→ **About this task**
State how many lines in the listing below contain the word "self", with no other words.
|---|
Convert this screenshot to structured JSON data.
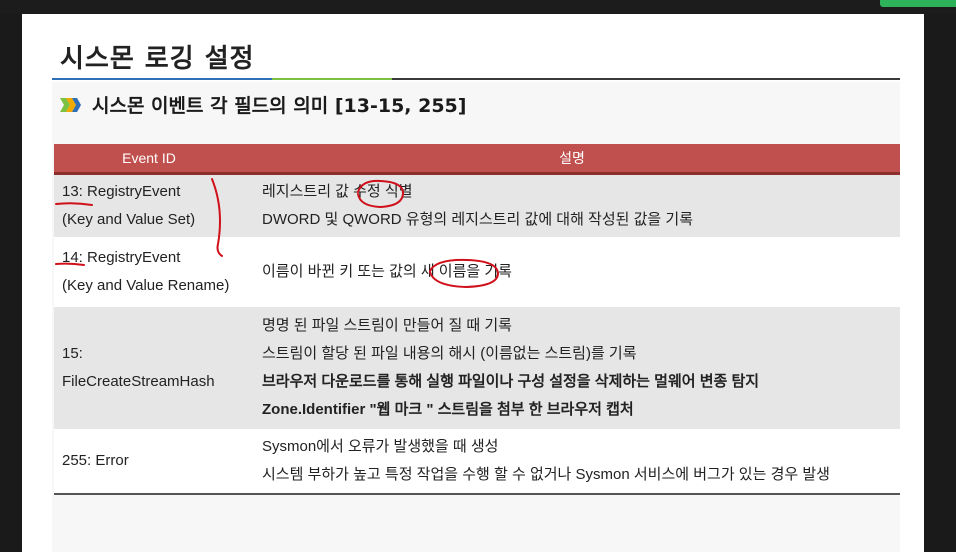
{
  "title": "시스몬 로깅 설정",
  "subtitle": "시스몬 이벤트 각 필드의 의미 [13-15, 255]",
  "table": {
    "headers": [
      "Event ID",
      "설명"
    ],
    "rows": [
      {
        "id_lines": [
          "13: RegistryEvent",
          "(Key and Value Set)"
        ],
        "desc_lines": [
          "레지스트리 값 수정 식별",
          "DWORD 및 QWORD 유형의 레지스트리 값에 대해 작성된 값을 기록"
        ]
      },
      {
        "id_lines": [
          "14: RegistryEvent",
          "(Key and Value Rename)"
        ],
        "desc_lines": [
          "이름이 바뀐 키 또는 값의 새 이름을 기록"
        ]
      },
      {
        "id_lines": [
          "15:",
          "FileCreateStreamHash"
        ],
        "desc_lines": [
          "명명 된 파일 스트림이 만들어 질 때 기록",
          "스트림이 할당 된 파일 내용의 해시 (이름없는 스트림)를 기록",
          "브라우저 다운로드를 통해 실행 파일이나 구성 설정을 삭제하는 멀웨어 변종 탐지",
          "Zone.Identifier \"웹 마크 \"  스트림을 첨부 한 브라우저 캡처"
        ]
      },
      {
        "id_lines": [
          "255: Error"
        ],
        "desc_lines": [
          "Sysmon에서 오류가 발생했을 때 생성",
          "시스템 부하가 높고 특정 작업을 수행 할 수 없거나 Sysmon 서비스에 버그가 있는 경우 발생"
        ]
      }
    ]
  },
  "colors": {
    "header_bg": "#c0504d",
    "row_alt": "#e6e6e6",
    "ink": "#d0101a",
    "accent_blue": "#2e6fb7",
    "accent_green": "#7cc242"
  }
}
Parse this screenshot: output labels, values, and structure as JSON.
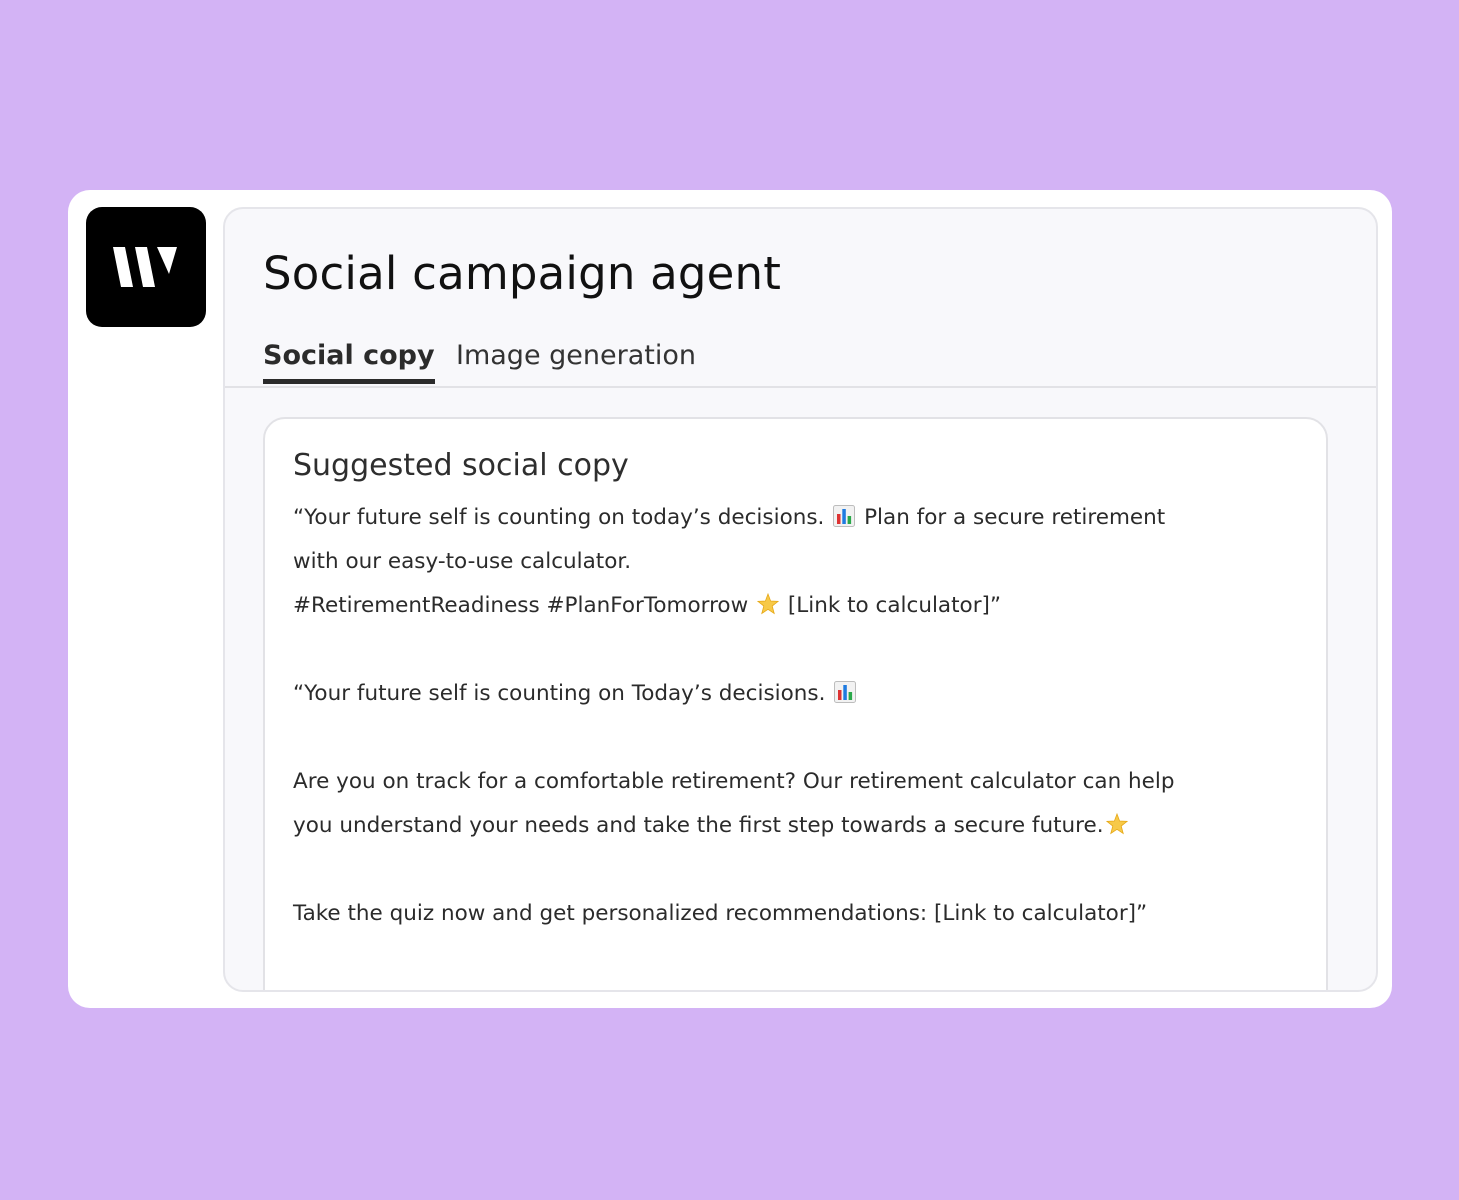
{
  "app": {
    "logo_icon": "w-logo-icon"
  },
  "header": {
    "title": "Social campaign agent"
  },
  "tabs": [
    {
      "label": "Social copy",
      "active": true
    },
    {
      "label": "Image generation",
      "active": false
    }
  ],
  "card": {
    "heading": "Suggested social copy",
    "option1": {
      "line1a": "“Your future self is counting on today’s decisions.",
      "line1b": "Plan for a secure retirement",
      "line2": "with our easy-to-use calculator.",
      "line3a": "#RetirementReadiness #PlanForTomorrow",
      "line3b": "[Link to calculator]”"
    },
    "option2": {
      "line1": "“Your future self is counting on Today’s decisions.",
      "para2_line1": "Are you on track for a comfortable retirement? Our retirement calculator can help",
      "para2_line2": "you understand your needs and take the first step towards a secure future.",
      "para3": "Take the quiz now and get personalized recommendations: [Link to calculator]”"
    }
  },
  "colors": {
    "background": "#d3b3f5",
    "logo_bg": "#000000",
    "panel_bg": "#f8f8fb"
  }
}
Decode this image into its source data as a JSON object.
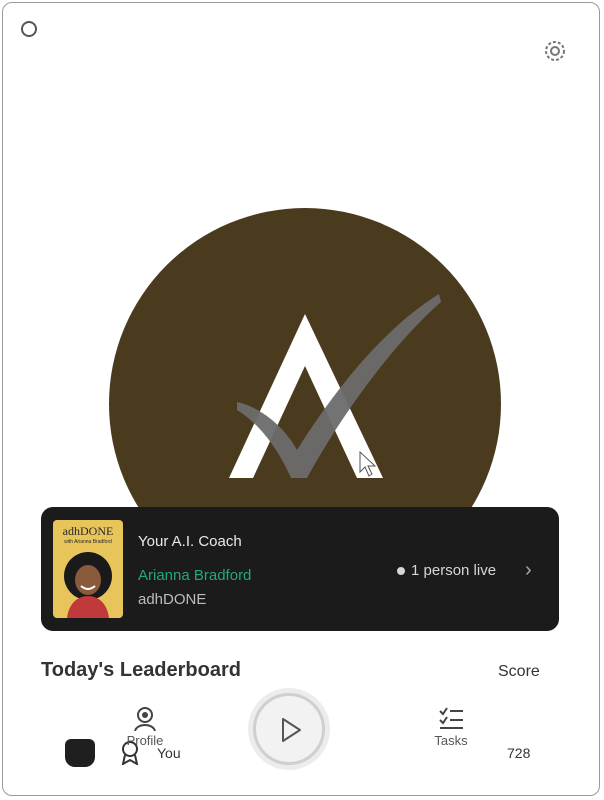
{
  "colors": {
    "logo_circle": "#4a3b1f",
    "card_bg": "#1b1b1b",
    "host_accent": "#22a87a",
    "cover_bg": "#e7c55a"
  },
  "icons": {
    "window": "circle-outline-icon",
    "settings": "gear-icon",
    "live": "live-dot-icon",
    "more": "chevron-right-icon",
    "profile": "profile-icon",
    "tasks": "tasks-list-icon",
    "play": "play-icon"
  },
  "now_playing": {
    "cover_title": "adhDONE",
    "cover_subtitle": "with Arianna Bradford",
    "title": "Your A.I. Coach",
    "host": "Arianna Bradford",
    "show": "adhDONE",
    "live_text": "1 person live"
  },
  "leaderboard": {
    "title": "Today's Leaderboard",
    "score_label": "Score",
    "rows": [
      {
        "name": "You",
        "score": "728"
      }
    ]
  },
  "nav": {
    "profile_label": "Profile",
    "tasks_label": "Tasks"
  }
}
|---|
→ **Output below**
2